* Another, and a better philosopher, thought very differently on this subject; and has given so high an encomium on the utility of the ancient classics, that the passage deserves a particular notice. Annon ideo fit, ut scriptorum priscorum præstantissimi libri & sermones, (quibus ad virtutem homines efficacissimè invitati sunt, tam augustam ejus majestatem om
I am informed, from undoubted authority, was the source of perpetual discontent and dispute betwixt him and his pupil, Lord Shaftesbury, who, in many parts of the Characteristics, has ridiculed Locke's philosophy, and endeavoured to represent him as a disciple of Hobbes;* from which writer, however, it is certain, that Locke borrowed frequently and largely.
nisi dextro tempore, Flacci Verba per attentam non ibunt Cæsaris aurem. Cui male si palpere recalcitrat undique tutus.+
nium oculis representando, quam opiniones popularęs, in virtutis ignominiam, tanquam habitû parasitorum indutas, derisui propinando) tam parum prosint, ad vitæ honestatem, & mores pravos corrigendos, quia perlegi & revolvi non consueverunt, a viris ætate & judicio maturis, sed Pueris tantum & Tyronibus relinquuntur. BACON de Augmentis. Scient. Lib. 7. c. 3.
* "No author in that age (says Hume) was more celebrated, both abroad and at home, than Hobbes. In our times he is much neglected: a lively instance, how precarious are all reputations founded on reasoning and philosophy! A pleasant comedy, which paints the manners of the age, and exposes a faithful picture of nature, is a durable work, and is transmitted to the latest posterity. But a system, whether physical or metaphysical, owes commonly its success to its novelty; and is no sooner canvassed with impartiality, than its weakness is discovered. Hist. vol. vi. p. 127.
+ Ver. 18.
Alas! few verses touch their nicer ear;
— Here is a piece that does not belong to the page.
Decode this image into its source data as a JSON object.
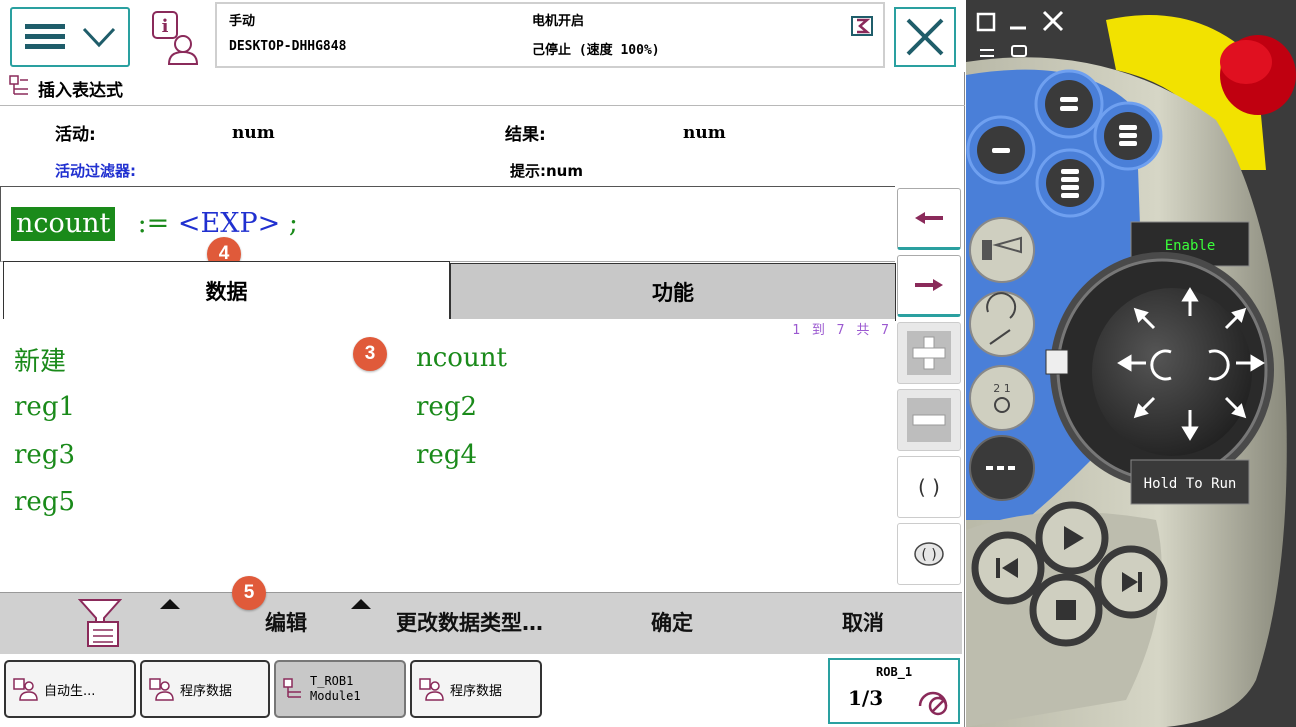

They scarce can bear their Laureate twice a year:
And justly Cæsar scorns the poet's lays ;
It is to History he trusts for praise.
Superior to the original, on account of the mention of the Laureate; and the sudden unexpected turn in the last line, which is uncommonly sly and severe.
5. Quid faciam? saltat Milonius, &c.+
Each mortal has his pleasure.
These words, indeed, open the sense of Horace; but the quid faciam is better, as it leaves it to the reader to discover what is one of Horace's greatest beauties, his secret and delicate transitions and connexions, to which they who do not carefully attend, lose half the pleasure of reading him.
LYTTELTON, in his Dialogues of the Dead, has introduced Darteneuf, in a pleasant discourse betwixt him and Apicius, bitterly lamenting his ill-fortune, in having lived before turtle-feasts* were known in England. "Alas!" says he, "how imperfect is human felicity! I lived in an age when the pleasure of eating was thought to be carried to its highest perfection in England and France. And yet a turtle-feast is a novelty to me! Would it be impossible, do you think, to obtain leave from Pluto, of going back for one day, just to taste of that food? I would mise to kill myself by the quantity I would eat before the next morning."
6. Castor gaudet equis; ovo prognatus eodem,
F. loves the senate, Hockley-hole his brother;
This parallel is not happy and exact: to shew the variety of human passions and pursuits, Castor
* He might have said the same of the Chinese Bird's Nest, a piece of oriental luxury lately imported.
+ Ver. 26.
* Ver. 49.